At some point during the press conference following a mind-bending Race Day 5 of the 36th America’s Cup, the annoying song from the Broadway musical “Annie” popped into my head and I couldn’t shake it, particularly the iconic verses:
The sun will come out Tomorrow So ya gotta hang on ‘Til tomorrow Come what may Tomorrow! Tomorrow! I love ya Tomorrow! You’re always a day away…
The song came to mind after Luna Rossa skipper Jimmy Spithill gave a nod to the day’s forecast—which will again offer racing at the bitter and bottom end of the agreed upon wind range.
“Tomorrow looks similar. Tomorrow looks light,” Spithill said. “We need to focus on the next race and will be stronger.”
Spithill’s counterpart in Luna Rossa’s port cockpit, Francesco Bruni, had an air of frustration he could not mask. He was jovial as usual, but he wasn’t himself. “I’m not down,” he said about losing two races on the day and giving the series lead to Emirates Team New Zealand at 5 to 3. “I feel good. I wish we could have won…as long as we learn and are stronger tomorrow, I’m good.”
There’s that tomorrow again, and that’s exactly what the sailors of Luna Rossa Prada Pirelli must focus on after coughing up leads in both races on account of critical and race-changing mistakes. In the first race, they struck the starting line in a strong position, rolling right over the top of the New Zealanders who were a good 5 knots slower over the line. This Cup’s pattern—win the start, win the race—was holding true until the New Zealanders were knocking on their transom, having sniffed out and jumped on a few opportunities to get themselves back into the race (having a fast boat is helping their cause). But rounding the left leeward gate (looking upwind) and letting the New Zealanders split to the right immediately bit the Italians right in the derriere. After the Kiws came flying in off the right-side boundary, the race was all theirs to lose and there was nothing Italians could do to get back into the ring.
“The boat was not 100 percent, and we could have done better,” Bruni admitted in the presser. “Tomorrow we will be faster—for many reasons.”
Tomorrow! Tomorrow! I love ya Tomorrow!

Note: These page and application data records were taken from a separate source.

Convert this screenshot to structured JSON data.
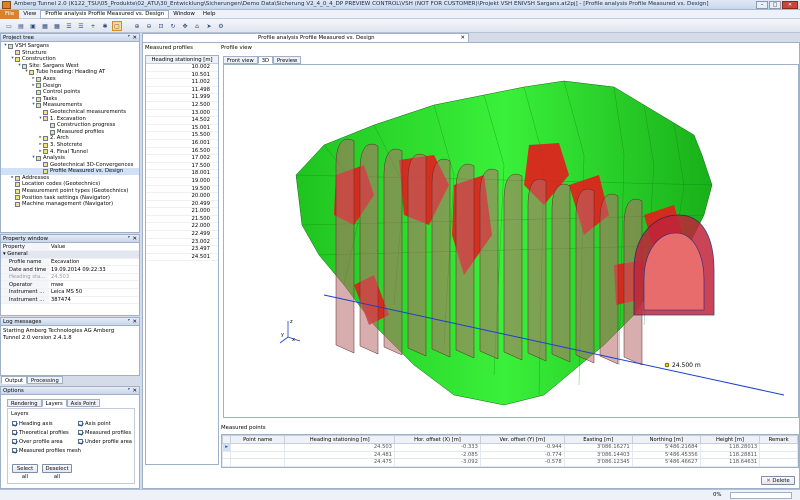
{
  "window": {
    "title": "Amberg Tunnel 2.0 (K122_TSU\\05_Produkte\\02_ATU\\30_Entwicklung\\Sicherungen\\Demo Data\\Sicherung V2_4_0_4_DP PREVIEW CONTROL\\VSH (NOT FOR CUSTOMER)\\Projekt VSH ENIVSH Sargans.at2pj] - [Profile analysis Profile Measured vs. Design]",
    "icon": "app-icon",
    "buttons": [
      "–",
      "□",
      "✕"
    ]
  },
  "menu": {
    "items": [
      "File",
      "View",
      "Profile analysis Profile Measured vs. Design",
      "Window",
      "Help"
    ]
  },
  "toolbar": {
    "buttons": [
      "new-icon",
      "open-icon",
      "save-icon",
      "grid-icon",
      "grid-icon",
      "table-icon",
      "table-icon",
      "add-icon",
      "star-icon",
      "select-icon",
      "zoom-in-icon",
      "zoom-out-icon",
      "zoom-fit-icon",
      "rotate-icon",
      "pan-icon",
      "home-icon",
      "navigate-icon",
      "settings-icon"
    ]
  },
  "project_tree": {
    "title": "Project tree",
    "items": [
      {
        "label": "VSH Sargans",
        "level": 0,
        "arrow": "▾"
      },
      {
        "label": "Structure",
        "level": 1,
        "arrow": ""
      },
      {
        "label": "Construction",
        "level": 1,
        "arrow": "▾"
      },
      {
        "label": "Site: Sargans West",
        "level": 2,
        "arrow": "▾"
      },
      {
        "label": "Tube heading: Heading AT",
        "level": 3,
        "arrow": "▾"
      },
      {
        "label": "Axes",
        "level": 4,
        "arrow": "▸"
      },
      {
        "label": "Design",
        "level": 4,
        "arrow": "▸"
      },
      {
        "label": "Control points",
        "level": 4,
        "arrow": ""
      },
      {
        "label": "Tasks",
        "level": 4,
        "arrow": "▸"
      },
      {
        "label": "Measurements",
        "level": 4,
        "arrow": "▾"
      },
      {
        "label": "Geotechnical measurements",
        "level": 5,
        "arrow": ""
      },
      {
        "label": "1. Excavation",
        "level": 5,
        "arrow": "▾"
      },
      {
        "label": "Construction progress",
        "level": 6,
        "arrow": ""
      },
      {
        "label": "Measured profiles",
        "level": 6,
        "arrow": ""
      },
      {
        "label": "2. Arch",
        "level": 5,
        "arrow": "▸"
      },
      {
        "label": "3. Shotcrete",
        "level": 5,
        "arrow": "▸"
      },
      {
        "label": "4. Final Tunnel",
        "level": 5,
        "arrow": "▸"
      },
      {
        "label": "Analysis",
        "level": 4,
        "arrow": "▾"
      },
      {
        "label": "Geotechnical 3D-Convergences",
        "level": 5,
        "arrow": ""
      },
      {
        "label": "Profile Measured vs. Design",
        "level": 5,
        "arrow": "",
        "selected": true
      },
      {
        "label": "Addresses",
        "level": 1,
        "arrow": "▸"
      },
      {
        "label": "Location codes (Geotechnics)",
        "level": 1,
        "arrow": ""
      },
      {
        "label": "Measurement point types (Geotechnics)",
        "level": 1,
        "arrow": ""
      },
      {
        "label": "Position task settings (Navigator)",
        "level": 1,
        "arrow": ""
      },
      {
        "label": "Machine management (Navigator)",
        "level": 1,
        "arrow": ""
      }
    ]
  },
  "property_window": {
    "title": "Property window",
    "col_property": "Property",
    "col_value": "Value",
    "group": "General",
    "rows": [
      {
        "k": "Profile name",
        "v": "Excavation",
        "dim": false
      },
      {
        "k": "Date and time",
        "v": "19.09.2014 09:22:33",
        "dim": false
      },
      {
        "k": "Heading sta...",
        "v": "24.503",
        "dim": true
      },
      {
        "k": "Operator",
        "v": "mwe",
        "dim": false
      },
      {
        "k": "Instrument ...",
        "v": "Leica MS 50",
        "dim": false
      },
      {
        "k": "Instrument ...",
        "v": "387474",
        "dim": false
      }
    ]
  },
  "log": {
    "title": "Log messages",
    "text": "Starting Amberg Technologies AG Amberg Tunnel 2.0 version 2.4.1.8"
  },
  "bottom_tabs": [
    "Output",
    "Processing"
  ],
  "options": {
    "title": "Options",
    "tabs": [
      "Rendering",
      "Layers",
      "Axis Point"
    ],
    "group_label": "Layers",
    "checks_left": [
      "Heading axis",
      "Theoretical profiles",
      "Over profile area",
      "Measured profiles mesh"
    ],
    "checks_right": [
      "Axis point",
      "Measured profiles",
      "Under profile area"
    ],
    "select_all": "Select all",
    "deselect_all": "Deselect all"
  },
  "document_tab": "Profile analysis Profile Measured vs. Design",
  "measured_profiles": {
    "title": "Measured profiles",
    "header": "Heading stationing [m]",
    "values": [
      "10.002",
      "10.501",
      "11.002",
      "11.498",
      "11.999",
      "12.500",
      "13.000",
      "14.502",
      "15.001",
      "15.500",
      "16.001",
      "16.500",
      "17.002",
      "17.500",
      "18.001",
      "19.000",
      "19.500",
      "20.000",
      "20.499",
      "21.000",
      "21.500",
      "22.000",
      "22.499",
      "23.002",
      "23.497",
      "24.501"
    ]
  },
  "profile_view": {
    "title": "Profile view",
    "tabs": [
      "Front view",
      "3D",
      "Preview"
    ],
    "active_tab": "3D",
    "station_label": "24.500 m",
    "axis_x": "x",
    "axis_y": "y",
    "axis_z": "z",
    "colors": {
      "over": "#1fdc1f",
      "under": "#e81e1e",
      "section": "#b86a6a",
      "axis": "#1a3fd0"
    }
  },
  "measured_points": {
    "title": "Measured points",
    "headers": [
      "Point name",
      "Heading stationing [m]",
      "Hor. offset (X) [m]",
      "Ver. offset (Y) [m]",
      "Easting [m]",
      "Northing [m]",
      "Height [m]",
      "Remark"
    ],
    "rows": [
      [
        "",
        "24.503",
        "-0.333",
        "-0.944",
        "3'086.16271",
        "5'486.21684",
        "118.28013",
        ""
      ],
      [
        "",
        "24.481",
        "-2.085",
        "-0.774",
        "3'086.14403",
        "5'486.45356",
        "118.28811",
        ""
      ],
      [
        "",
        "24.475",
        "-3.092",
        "-0.578",
        "3'086.12345",
        "5'486.46627",
        "118.64631",
        ""
      ]
    ],
    "delete_label": "Delete"
  },
  "status": {
    "progress_text": "0%",
    "progress": 0
  }
}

And then there was the second race, which highlighted the dark side of light-air foil racing. Again, Luna Rossa bossed the New Zealanders in the start and controlled the first leg with precision sailing. “Nice and smooth,” Bruni would say as the black boat peeled around the right-hand mark with the lead.
But followed an American Magic moment of sorts…(without the capsize of course): Shortly after rounding the mark (on port jibe), Bruni was anxious to jibe and stay in phase with New Zealanders, who jumped at the chance to create a split at the other mark. Bruni called to set up for the jibe before mainsail trimmer and wind spotter Pietro Sibello looked over his right shoulder and noted, “It’s not too bad in front.”
Bruni: “Say again Pietro?”
Sibello: “I’m not so sure about an early jibe…”
Bruni: “3.2.1., board down.”
Sibello: “OK, jibe.”
The boat turned, was way underpowered and the jib could not be trimmed full on.
“The boat is out of balance,” Spithill broadcast.
When the two boat came back together, the Kiwis had Spithill in their sights and rather than engage, they jibed through their own bad air, stalled and plummeted onto their hull.
Conventional wisdom here is, “Fall off the foil and you’re toast.” And toast they were, partially burnt, as they practically sailed upwind to reach their magical takeoff speed. There were moments of negative VMG and all. By the time they were airborne, the Italians were launched—we’re talking thousands of meters and more than four minutes…almost an entire leg. All they had to was get through the light-air minefield at the top of the course. One more tack and they’re closer to home.
As the boat swings through wind and comes onto port tack, the windward gate is in sight, but Spithill tells the team, “Massive cavitation here, boys.” The boat slides into displacement mode, and as they creep toward the mark, Sibello can be heard pointing more bad news: no pressure on the left.
The eek past the mark in displacement mode and then desperately try to take off.
And the boat…just…won’t….do it. They cross the boundary. Cop a penalty, jibe and come to a screeching halt. Working the boat hard and willing it to take off again, it just doesn’t work.
Soon, through their mainsail window is the sight of the New Zealand boat, zooming along on their foils.
They hit the opposite boundary and the boat is dead in the water as they jibe again.
By the time they get it rumbling and airborne, the tables have turned and the New Zealanders are streaking toward their second win of the day.
“Bad luck, boys,” Spithill says after they finish nearly four minutes later. “We’ll keep fighting here though.”
Tomorrow! Tomorrow! I love ya Tomorrow!
Tomorrow is now today in Auckland and suddenly, in this first-to-seven Cup, it’s do-or-die. There’s no more room for mistakes and precious little time to learn. If Team New Zealand wins both, there will be no tomorrow.